Problem requirements
Please print the data shown below without any alteration.

Provided records
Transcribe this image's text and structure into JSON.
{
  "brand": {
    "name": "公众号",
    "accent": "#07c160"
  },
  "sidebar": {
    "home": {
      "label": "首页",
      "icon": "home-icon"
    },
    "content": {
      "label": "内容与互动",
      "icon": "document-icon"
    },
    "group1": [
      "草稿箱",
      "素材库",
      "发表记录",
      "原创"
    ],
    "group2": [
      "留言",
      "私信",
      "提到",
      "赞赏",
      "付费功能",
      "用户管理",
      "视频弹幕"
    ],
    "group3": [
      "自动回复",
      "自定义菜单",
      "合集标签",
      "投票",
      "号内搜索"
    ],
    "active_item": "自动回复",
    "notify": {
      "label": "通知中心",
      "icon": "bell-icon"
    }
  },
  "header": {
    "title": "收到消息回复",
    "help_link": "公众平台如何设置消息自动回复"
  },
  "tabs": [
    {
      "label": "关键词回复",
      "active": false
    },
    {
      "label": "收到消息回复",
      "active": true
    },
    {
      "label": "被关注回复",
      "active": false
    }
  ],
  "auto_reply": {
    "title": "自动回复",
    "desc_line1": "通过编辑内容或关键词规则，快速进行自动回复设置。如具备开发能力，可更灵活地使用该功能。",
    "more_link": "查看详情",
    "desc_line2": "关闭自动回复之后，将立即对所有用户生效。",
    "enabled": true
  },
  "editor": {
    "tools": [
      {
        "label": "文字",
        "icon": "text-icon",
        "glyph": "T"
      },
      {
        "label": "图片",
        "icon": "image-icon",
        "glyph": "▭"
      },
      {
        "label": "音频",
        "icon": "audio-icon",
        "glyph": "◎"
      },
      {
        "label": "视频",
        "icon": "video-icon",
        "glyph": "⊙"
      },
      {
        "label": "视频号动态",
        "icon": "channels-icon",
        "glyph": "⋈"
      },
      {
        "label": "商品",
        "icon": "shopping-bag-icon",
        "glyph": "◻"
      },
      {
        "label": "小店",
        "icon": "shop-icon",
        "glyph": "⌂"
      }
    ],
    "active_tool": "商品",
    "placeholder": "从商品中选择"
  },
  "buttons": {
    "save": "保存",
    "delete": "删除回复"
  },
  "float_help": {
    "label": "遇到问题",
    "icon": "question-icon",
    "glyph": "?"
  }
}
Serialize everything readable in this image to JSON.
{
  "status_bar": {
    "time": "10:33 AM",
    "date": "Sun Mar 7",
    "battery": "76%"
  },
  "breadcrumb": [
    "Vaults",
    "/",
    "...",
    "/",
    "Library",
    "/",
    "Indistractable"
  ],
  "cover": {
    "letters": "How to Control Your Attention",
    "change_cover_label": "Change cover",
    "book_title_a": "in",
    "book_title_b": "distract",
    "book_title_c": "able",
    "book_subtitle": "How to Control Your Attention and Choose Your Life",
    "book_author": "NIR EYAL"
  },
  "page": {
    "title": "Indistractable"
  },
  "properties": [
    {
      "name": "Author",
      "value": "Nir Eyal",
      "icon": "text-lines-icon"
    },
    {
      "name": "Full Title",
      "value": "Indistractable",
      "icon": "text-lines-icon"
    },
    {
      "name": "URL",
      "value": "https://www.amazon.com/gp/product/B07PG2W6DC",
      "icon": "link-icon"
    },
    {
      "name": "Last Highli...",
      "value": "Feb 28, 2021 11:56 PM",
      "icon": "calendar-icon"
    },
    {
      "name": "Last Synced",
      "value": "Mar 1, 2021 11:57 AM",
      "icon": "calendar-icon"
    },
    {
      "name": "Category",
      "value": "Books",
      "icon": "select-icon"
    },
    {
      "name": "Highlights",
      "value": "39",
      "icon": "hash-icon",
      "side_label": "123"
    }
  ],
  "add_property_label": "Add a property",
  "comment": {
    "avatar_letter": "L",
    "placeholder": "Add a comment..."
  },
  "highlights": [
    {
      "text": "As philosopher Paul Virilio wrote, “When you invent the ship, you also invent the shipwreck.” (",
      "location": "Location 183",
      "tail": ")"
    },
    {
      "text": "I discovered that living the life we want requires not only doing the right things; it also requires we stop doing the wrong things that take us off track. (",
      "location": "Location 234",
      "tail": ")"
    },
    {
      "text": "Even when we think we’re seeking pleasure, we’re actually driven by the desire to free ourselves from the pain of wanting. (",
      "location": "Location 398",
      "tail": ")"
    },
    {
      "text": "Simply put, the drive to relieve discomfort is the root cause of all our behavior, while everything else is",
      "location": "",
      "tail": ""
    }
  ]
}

Output below
Transcribe this image's text and structure into JSON.
{
  "brand": {
    "name": "公众号",
    "accent": "#07c160"
  },
  "sidebar": {
    "home": {
      "label": "首页",
      "icon": "home-icon"
    },
    "content": {
      "label": "内容与互动",
      "icon": "document-icon"
    },
    "group1": [
      "草稿箱",
      "素材库",
      "发表记录",
      "原创"
    ],
    "group2": [
      "留言",
      "私信",
      "提到",
      "赞赏",
      "付费功能",
      "用户管理",
      "视频弹幕"
    ],
    "group3": [
      "自动回复",
      "自定义菜单",
      "合集标签",
      "投票",
      "号内搜索"
    ],
    "active_item": "自动回复",
    "notify": {
      "label": "通知中心",
      "icon": "bell-icon"
    }
  },
  "header": {
    "title": "收到消息回复",
    "help_link": "公众平台如何设置消息自动回复"
  },
  "tabs": [
    {
      "label": "关键词回复",
      "active": false
    },
    {
      "label": "收到消息回复",
      "active": true
    },
    {
      "label": "被关注回复",
      "active": false
    }
  ],
  "auto_reply": {
    "title": "自动回复",
    "desc_line1": "通过编辑内容或关键词规则，快速进行自动回复设置。如具备开发能力，可更灵活地使用该功能。",
    "more_link": "查看详情",
    "desc_line2": "关闭自动回复之后，将立即对所有用户生效。",
    "enabled": true
  },
  "editor": {
    "tools": [
      {
        "label": "文字",
        "icon": "text-icon",
        "glyph": "T"
      },
      {
        "label": "图片",
        "icon": "image-icon",
        "glyph": "▭"
      },
      {
        "label": "音频",
        "icon": "audio-icon",
        "glyph": "◎"
      },
      {
        "label": "视频",
        "icon": "video-icon",
        "glyph": "⊙"
      },
      {
        "label": "视频号动态",
        "icon": "channels-icon",
        "glyph": "⋈"
      },
      {
        "label": "商品",
        "icon": "shopping-bag-icon",
        "glyph": "◻"
      },
      {
        "label": "小店",
        "icon": "shop-icon",
        "glyph": "⌂"
      }
    ],
    "active_tool": "商品",
    "placeholder": "从商品中选择"
  },
  "buttons": {
    "save": "保存",
    "delete": "删除回复"
  },
  "float_help": {
    "label": "遇到问题",
    "icon": "question-icon",
    "glyph": "?"
  }
}
Serialize everything readable in this image to JSON.
{
  "status_bar": {
    "time": "10:33 AM",
    "date": "Sun Mar 7",
    "battery": "76%"
  },
  "breadcrumb": [
    "Vaults",
    "/",
    "...",
    "/",
    "Library",
    "/",
    "Indistractable"
  ],
  "cover": {
    "letters": "How to Control Your Attention",
    "change_cover_label": "Change cover",
    "book_title_a": "in",
    "book_title_b": "distract",
    "book_title_c": "able",
    "book_subtitle": "How to Control Your Attention and Choose Your Life",
    "book_author": "NIR EYAL"
  },
  "page": {
    "title": "Indistractable"
  },
  "properties": [
    {
      "name": "Author",
      "value": "Nir Eyal",
      "icon": "text-lines-icon"
    },
    {
      "name": "Full Title",
      "value": "Indistractable",
      "icon": "text-lines-icon"
    },
    {
      "name": "URL",
      "value": "https://www.amazon.com/gp/product/B07PG2W6DC",
      "icon": "link-icon"
    },
    {
      "name": "Last Highli...",
      "value": "Feb 28, 2021 11:56 PM",
      "icon": "calendar-icon"
    },
    {
      "name": "Last Synced",
      "value": "Mar 1, 2021 11:57 AM",
      "icon": "calendar-icon"
    },
    {
      "name": "Category",
      "value": "Books",
      "icon": "select-icon"
    },
    {
      "name": "Highlights",
      "value": "39",
      "icon": "hash-icon",
      "side_label": "123"
    }
  ],
  "add_property_label": "Add a property",
  "comment": {
    "avatar_letter": "L",
    "placeholder": "Add a comment..."
  },
  "highlights": [
    {
      "text": "As philosopher Paul Virilio wrote, “When you invent the ship, you also invent the shipwreck.” (",
      "location": "Location 183",
      "tail": ")"
    },
    {
      "text": "I discovered that living the life we want requires not only doing the right things; it also requires we stop doing the wrong things that take us off track. (",
      "location": "Location 234",
      "tail": ")"
    },
    {
      "text": "Even when we think we’re seeking pleasure, we’re actually driven by the desire to free ourselves from the pain of wanting. (",
      "location": "Location 398",
      "tail": ")"
    },
    {
      "text": "Simply put, the drive to relieve discomfort is the root cause of all our behavior, while everything else is",
      "location": "",
      "tail": ""
    }
  ]
}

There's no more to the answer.